It was a call that would change human and animal lives forever

In December 2015, the RSPCA call centre received an update about a case of three horses left in a bad way on a property. Our inspectors had been tirelessly working with the owners in October and a welfare direction for action was issued for urgent veterinary treatment. Sadly, the owners vanished and Inspector Sharni was first on scene. What she saw was something she will never be able to un-see.

Malnourished, neglected and in pain, three horses needed urgent help. One worst of the horses was Hope the filly, who was immediately seized for urgent treatment. Her owners showed no remorse, packing up and leaving her for dead, despite being given direct orders for action months prior. 

One of the horses, Hugo, was on lease and had a bad infection left untreated. Luckily his original owner took Hugo back and got him the treatment he needed.

The remaining colt Oli was left in the care of the property owner at the time, in case the owners came back to care for him and pay their Agistment. They didn't, and despite efforts of the property owner to feed and care for Oli, the shoulder injury he sustained as a foal which was left untreated by his owners, had worsened. Once again RSPCA inspectors and vets had to step in, and sadly euthanasia was the only option left to ease Oli’s pain and suffering. All three horses could have been spared their discomfort and suffering, had their owners sought veterinary assistance earlier. Oli would also still be alive today.

It took seven months to track down Hope’s owners so they could be prosecuted and taken to court! “I'm extremely proud of this case and everyone involved who came to the aid of these horses,” Inspector Sharni. 

“It just shows that no matter where you run to, you can still be found and brought to justice for your crimes.” 

Hope’s two owners pled guilty to four charges of Animal Cruelty. A charge of failure to feed and charge of abandonment. They were fined nearly $7,000 in total which included veterinary costs, legal fees and they are prohibited from owning any animals for a period of three years, which also meant their two dogs were removed from their care.

“One thing as Inspectors we like to appreciate is that fact the judge recorded a conviction against the previous owners, which means it will forever be known that they committed an animal offence which can be quite rare to record these convictions.”

As exhausting as it is for everyone who has been involved in Hope’s case, the final outcome has been positive for Hope. She now has a much brighter future and after 283 days in care, she has finally been adopted into a loving home with other horse pals and livestock to keep her company too.

Hope’s road to recovery all started from a simple phone call from a concerned member of the public. If you see animal cruelty or neglect, contact our Inspectorate here or call 1300 ANIMAL (1300 264 625) or 1300 852 188.

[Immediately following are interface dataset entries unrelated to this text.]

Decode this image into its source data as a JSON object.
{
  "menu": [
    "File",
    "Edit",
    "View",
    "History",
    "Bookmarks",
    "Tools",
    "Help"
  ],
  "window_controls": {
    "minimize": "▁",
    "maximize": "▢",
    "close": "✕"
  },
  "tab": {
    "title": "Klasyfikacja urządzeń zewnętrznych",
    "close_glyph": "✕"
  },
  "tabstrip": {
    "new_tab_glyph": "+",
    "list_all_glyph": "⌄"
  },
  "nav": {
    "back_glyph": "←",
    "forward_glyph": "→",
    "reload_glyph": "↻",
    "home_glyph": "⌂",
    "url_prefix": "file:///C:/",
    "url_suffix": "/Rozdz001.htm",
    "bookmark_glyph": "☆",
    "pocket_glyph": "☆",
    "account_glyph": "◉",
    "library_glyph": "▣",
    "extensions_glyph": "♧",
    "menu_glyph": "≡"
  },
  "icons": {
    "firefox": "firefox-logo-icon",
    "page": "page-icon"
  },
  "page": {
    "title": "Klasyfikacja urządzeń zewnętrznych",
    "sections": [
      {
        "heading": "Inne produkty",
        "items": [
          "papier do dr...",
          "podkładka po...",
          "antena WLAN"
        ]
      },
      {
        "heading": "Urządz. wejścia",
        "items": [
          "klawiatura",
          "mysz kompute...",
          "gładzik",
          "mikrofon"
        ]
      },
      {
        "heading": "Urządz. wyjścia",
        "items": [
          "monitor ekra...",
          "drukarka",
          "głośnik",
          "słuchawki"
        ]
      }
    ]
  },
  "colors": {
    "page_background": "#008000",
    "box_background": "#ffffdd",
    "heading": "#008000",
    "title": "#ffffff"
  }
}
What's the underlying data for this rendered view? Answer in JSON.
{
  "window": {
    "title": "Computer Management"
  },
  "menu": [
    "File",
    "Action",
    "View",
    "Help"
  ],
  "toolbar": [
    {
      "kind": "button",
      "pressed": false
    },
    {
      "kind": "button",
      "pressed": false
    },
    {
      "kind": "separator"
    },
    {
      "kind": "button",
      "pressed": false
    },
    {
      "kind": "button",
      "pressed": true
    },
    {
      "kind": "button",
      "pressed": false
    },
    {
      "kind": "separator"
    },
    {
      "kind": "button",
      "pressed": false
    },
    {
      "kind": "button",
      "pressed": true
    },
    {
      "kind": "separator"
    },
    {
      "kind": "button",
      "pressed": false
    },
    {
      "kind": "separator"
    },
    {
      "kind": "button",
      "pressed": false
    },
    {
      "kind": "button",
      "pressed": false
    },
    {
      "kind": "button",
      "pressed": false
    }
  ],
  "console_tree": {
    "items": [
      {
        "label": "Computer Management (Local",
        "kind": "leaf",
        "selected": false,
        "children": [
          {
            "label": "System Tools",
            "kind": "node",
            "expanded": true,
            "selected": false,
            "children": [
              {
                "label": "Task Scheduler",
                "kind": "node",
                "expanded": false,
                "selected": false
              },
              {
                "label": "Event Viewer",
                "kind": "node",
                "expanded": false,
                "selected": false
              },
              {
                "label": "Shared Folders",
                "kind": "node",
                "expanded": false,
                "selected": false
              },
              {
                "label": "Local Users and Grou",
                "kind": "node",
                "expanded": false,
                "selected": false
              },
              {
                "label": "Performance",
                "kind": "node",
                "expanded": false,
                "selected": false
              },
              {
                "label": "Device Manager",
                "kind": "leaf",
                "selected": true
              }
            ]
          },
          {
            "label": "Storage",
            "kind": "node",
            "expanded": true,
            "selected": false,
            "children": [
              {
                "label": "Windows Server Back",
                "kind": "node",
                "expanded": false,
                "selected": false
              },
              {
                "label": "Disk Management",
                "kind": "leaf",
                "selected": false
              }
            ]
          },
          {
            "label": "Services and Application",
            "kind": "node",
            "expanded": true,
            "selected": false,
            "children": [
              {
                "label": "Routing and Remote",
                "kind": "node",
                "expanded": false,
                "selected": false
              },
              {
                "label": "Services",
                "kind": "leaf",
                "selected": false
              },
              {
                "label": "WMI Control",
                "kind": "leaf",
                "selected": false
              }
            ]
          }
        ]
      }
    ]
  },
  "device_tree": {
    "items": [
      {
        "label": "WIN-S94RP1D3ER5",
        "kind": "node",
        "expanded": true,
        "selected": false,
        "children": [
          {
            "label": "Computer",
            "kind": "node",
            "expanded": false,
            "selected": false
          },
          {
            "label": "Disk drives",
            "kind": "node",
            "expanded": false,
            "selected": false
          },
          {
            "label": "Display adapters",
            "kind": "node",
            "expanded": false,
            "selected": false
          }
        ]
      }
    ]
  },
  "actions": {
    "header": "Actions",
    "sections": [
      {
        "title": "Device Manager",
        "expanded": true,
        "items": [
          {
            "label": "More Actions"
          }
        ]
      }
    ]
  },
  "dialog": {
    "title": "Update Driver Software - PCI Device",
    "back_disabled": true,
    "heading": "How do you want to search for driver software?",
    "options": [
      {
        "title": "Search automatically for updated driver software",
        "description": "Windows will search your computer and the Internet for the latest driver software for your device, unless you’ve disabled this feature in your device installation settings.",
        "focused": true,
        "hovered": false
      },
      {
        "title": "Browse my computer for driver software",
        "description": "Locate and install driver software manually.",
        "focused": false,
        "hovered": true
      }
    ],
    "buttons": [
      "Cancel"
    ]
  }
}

RSPCA Queensland is a charity run on 99% of community funding. If you can help our team continue to assist animals just like Hope so they can get a second chance, please donate here. You can also sign up to become a foster carer to help these pets as they recover and also, choose to adopt a pet.

A special thank you to everyone who has impacted on Hope’s recovery. From the concerned members of the public who reported the situation, the call centre staff helping to assist, the tireless efforts from RSPCA inspectors and the prosecutions team to track down the owners and take them to court, to the vets on scene, the staff and volunteers at the RSPCA, the loving foster carers that helped Hope get back to full health, and finally Hope’s new owners.

“Everyone knows how attached to Hope I was and would have taken her in a heartbeat if the timing was right. I gave her that name to bring all the Hope she deserved for a better chance in life,” Inspector Sharni.